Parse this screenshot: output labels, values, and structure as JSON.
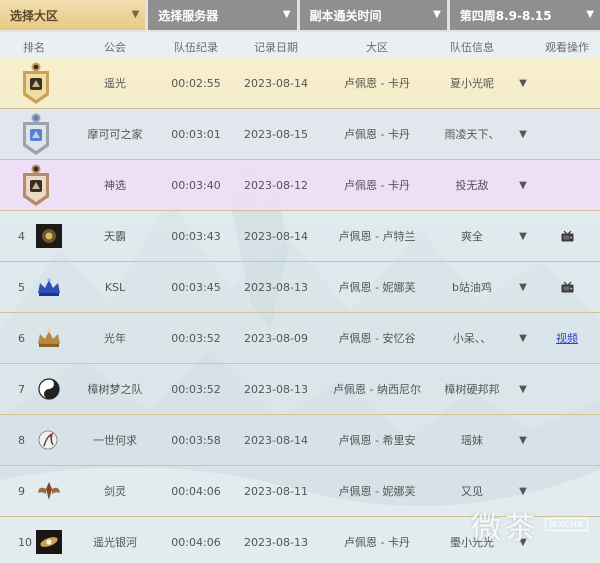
{
  "filters": [
    {
      "label": "选择大区"
    },
    {
      "label": "选择服务器"
    },
    {
      "label": "副本通关时间"
    },
    {
      "label": "第四周8.9-8.15"
    }
  ],
  "columns": [
    "排名",
    "公会",
    "队伍纪录",
    "记录日期",
    "大区",
    "队伍信息",
    "观看操作"
  ],
  "rows": [
    {
      "rank": "",
      "medal": "gold",
      "guild": "遥光",
      "time": "00:02:55",
      "date": "2023-08-14",
      "region": "卢佩恩 - 卡丹",
      "team": "夏小光呢",
      "watch": "",
      "icon": ""
    },
    {
      "rank": "",
      "medal": "silver",
      "guild": "摩可可之家",
      "time": "00:03:01",
      "date": "2023-08-15",
      "region": "卢佩恩 - 卡丹",
      "team": "雨凌天下、",
      "watch": "",
      "icon": ""
    },
    {
      "rank": "",
      "medal": "bronze",
      "guild": "神选",
      "time": "00:03:40",
      "date": "2023-08-12",
      "region": "卢佩恩 - 卡丹",
      "team": "投无敌",
      "watch": "",
      "icon": ""
    },
    {
      "rank": "4",
      "medal": "",
      "guild": "天霸",
      "time": "00:03:43",
      "date": "2023-08-14",
      "region": "卢佩恩 - 卢特兰",
      "team": "爽全",
      "watch": "tv",
      "icon": "dark-emblem"
    },
    {
      "rank": "5",
      "medal": "",
      "guild": "KSL",
      "time": "00:03:45",
      "date": "2023-08-13",
      "region": "卢佩恩 - 妮娜芙",
      "team": "b站油鸡",
      "watch": "tv",
      "icon": "blue-crown"
    },
    {
      "rank": "6",
      "medal": "",
      "guild": "光年",
      "time": "00:03:52",
      "date": "2023-08-09",
      "region": "卢佩恩 - 安忆谷",
      "team": "小呆、、",
      "watch": "视频",
      "icon": "gold-crown"
    },
    {
      "rank": "7",
      "medal": "",
      "guild": "樟树梦之队",
      "time": "00:03:52",
      "date": "2023-08-13",
      "region": "卢佩恩 - 纳西尼尔",
      "team": "樟树硬邦邦",
      "watch": "",
      "icon": "yin-yang"
    },
    {
      "rank": "8",
      "medal": "",
      "guild": "一世何求",
      "time": "00:03:58",
      "date": "2023-08-14",
      "region": "卢佩恩 - 希里安",
      "team": "瑶妹",
      "watch": "",
      "icon": "sketch-figure"
    },
    {
      "rank": "9",
      "medal": "",
      "guild": "剑灵",
      "time": "00:04:06",
      "date": "2023-08-11",
      "region": "卢佩恩 - 妮娜芙",
      "team": "又见",
      "watch": "",
      "icon": "winged-emblem"
    },
    {
      "rank": "10",
      "medal": "",
      "guild": "遥光银河",
      "time": "00:04:06",
      "date": "2023-08-13",
      "region": "卢佩恩 - 卡丹",
      "team": "璺小光光",
      "watch": "",
      "icon": "galaxy-emblem"
    }
  ],
  "watermark": {
    "text": "微茶",
    "badge": "WXCHA"
  }
}
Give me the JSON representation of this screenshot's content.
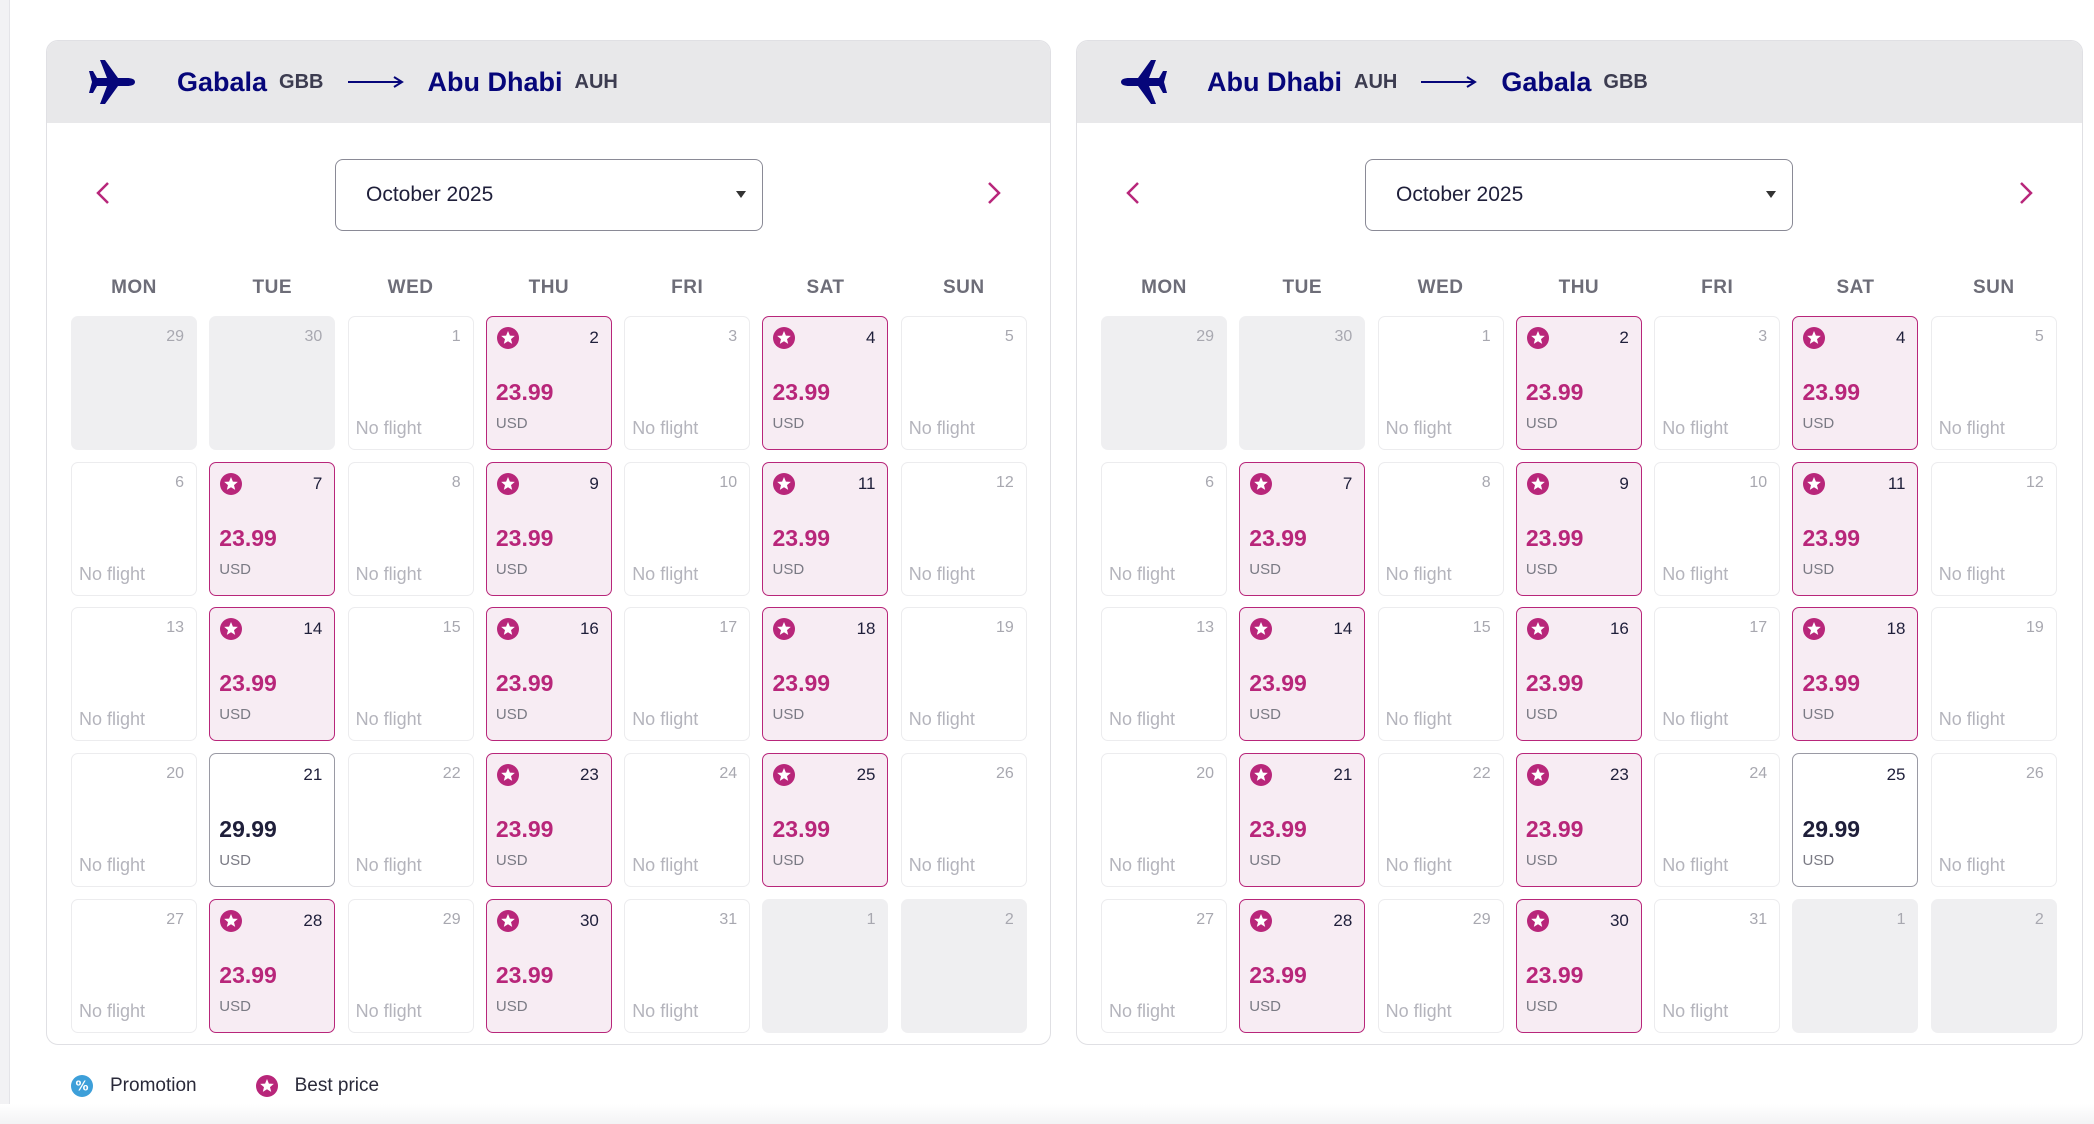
{
  "colors": {
    "brand": "#06067a",
    "best_price": "#b8267a",
    "promotion": "#3d9fd9"
  },
  "weekday_labels": [
    "MON",
    "TUE",
    "WED",
    "THU",
    "FRI",
    "SAT",
    "SUN"
  ],
  "no_flight_label": "No flight",
  "outbound": {
    "origin_city": "Gabala",
    "origin_code": "GBB",
    "dest_city": "Abu Dhabi",
    "dest_code": "AUH",
    "month": "October 2025",
    "days": [
      {
        "d": "29",
        "s": "out"
      },
      {
        "d": "30",
        "s": "out"
      },
      {
        "d": "1",
        "s": "none"
      },
      {
        "d": "2",
        "s": "best",
        "p": "23.99",
        "c": "USD"
      },
      {
        "d": "3",
        "s": "none"
      },
      {
        "d": "4",
        "s": "best",
        "p": "23.99",
        "c": "USD"
      },
      {
        "d": "5",
        "s": "none"
      },
      {
        "d": "6",
        "s": "none"
      },
      {
        "d": "7",
        "s": "best",
        "p": "23.99",
        "c": "USD"
      },
      {
        "d": "8",
        "s": "none"
      },
      {
        "d": "9",
        "s": "best",
        "p": "23.99",
        "c": "USD"
      },
      {
        "d": "10",
        "s": "none"
      },
      {
        "d": "11",
        "s": "best",
        "p": "23.99",
        "c": "USD"
      },
      {
        "d": "12",
        "s": "none"
      },
      {
        "d": "13",
        "s": "none"
      },
      {
        "d": "14",
        "s": "best",
        "p": "23.99",
        "c": "USD"
      },
      {
        "d": "15",
        "s": "none"
      },
      {
        "d": "16",
        "s": "best",
        "p": "23.99",
        "c": "USD"
      },
      {
        "d": "17",
        "s": "none"
      },
      {
        "d": "18",
        "s": "best",
        "p": "23.99",
        "c": "USD"
      },
      {
        "d": "19",
        "s": "none"
      },
      {
        "d": "20",
        "s": "none"
      },
      {
        "d": "21",
        "s": "avail",
        "p": "29.99",
        "c": "USD"
      },
      {
        "d": "22",
        "s": "none"
      },
      {
        "d": "23",
        "s": "best",
        "p": "23.99",
        "c": "USD"
      },
      {
        "d": "24",
        "s": "none"
      },
      {
        "d": "25",
        "s": "best",
        "p": "23.99",
        "c": "USD"
      },
      {
        "d": "26",
        "s": "none"
      },
      {
        "d": "27",
        "s": "none"
      },
      {
        "d": "28",
        "s": "best",
        "p": "23.99",
        "c": "USD"
      },
      {
        "d": "29",
        "s": "none"
      },
      {
        "d": "30",
        "s": "best",
        "p": "23.99",
        "c": "USD"
      },
      {
        "d": "31",
        "s": "none"
      },
      {
        "d": "1",
        "s": "out"
      },
      {
        "d": "2",
        "s": "out"
      }
    ]
  },
  "return": {
    "origin_city": "Abu Dhabi",
    "origin_code": "AUH",
    "dest_city": "Gabala",
    "dest_code": "GBB",
    "month": "October 2025",
    "days": [
      {
        "d": "29",
        "s": "out"
      },
      {
        "d": "30",
        "s": "out"
      },
      {
        "d": "1",
        "s": "none"
      },
      {
        "d": "2",
        "s": "best",
        "p": "23.99",
        "c": "USD"
      },
      {
        "d": "3",
        "s": "none"
      },
      {
        "d": "4",
        "s": "best",
        "p": "23.99",
        "c": "USD"
      },
      {
        "d": "5",
        "s": "none"
      },
      {
        "d": "6",
        "s": "none"
      },
      {
        "d": "7",
        "s": "best",
        "p": "23.99",
        "c": "USD"
      },
      {
        "d": "8",
        "s": "none"
      },
      {
        "d": "9",
        "s": "best",
        "p": "23.99",
        "c": "USD"
      },
      {
        "d": "10",
        "s": "none"
      },
      {
        "d": "11",
        "s": "best",
        "p": "23.99",
        "c": "USD"
      },
      {
        "d": "12",
        "s": "none"
      },
      {
        "d": "13",
        "s": "none"
      },
      {
        "d": "14",
        "s": "best",
        "p": "23.99",
        "c": "USD"
      },
      {
        "d": "15",
        "s": "none"
      },
      {
        "d": "16",
        "s": "best",
        "p": "23.99",
        "c": "USD"
      },
      {
        "d": "17",
        "s": "none"
      },
      {
        "d": "18",
        "s": "best",
        "p": "23.99",
        "c": "USD"
      },
      {
        "d": "19",
        "s": "none"
      },
      {
        "d": "20",
        "s": "none"
      },
      {
        "d": "21",
        "s": "best",
        "p": "23.99",
        "c": "USD"
      },
      {
        "d": "22",
        "s": "none"
      },
      {
        "d": "23",
        "s": "best",
        "p": "23.99",
        "c": "USD"
      },
      {
        "d": "24",
        "s": "none"
      },
      {
        "d": "25",
        "s": "avail",
        "p": "29.99",
        "c": "USD"
      },
      {
        "d": "26",
        "s": "none"
      },
      {
        "d": "27",
        "s": "none"
      },
      {
        "d": "28",
        "s": "best",
        "p": "23.99",
        "c": "USD"
      },
      {
        "d": "29",
        "s": "none"
      },
      {
        "d": "30",
        "s": "best",
        "p": "23.99",
        "c": "USD"
      },
      {
        "d": "31",
        "s": "none"
      },
      {
        "d": "1",
        "s": "out"
      },
      {
        "d": "2",
        "s": "out"
      }
    ]
  },
  "legend": {
    "promotion_label": "Promotion",
    "best_price_label": "Best price"
  }
}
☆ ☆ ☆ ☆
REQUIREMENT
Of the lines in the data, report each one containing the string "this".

OUTPUT
Parse this screenshot: output labels, values, and structure as JSON.
Give me the JSON representation of this screenshot's content.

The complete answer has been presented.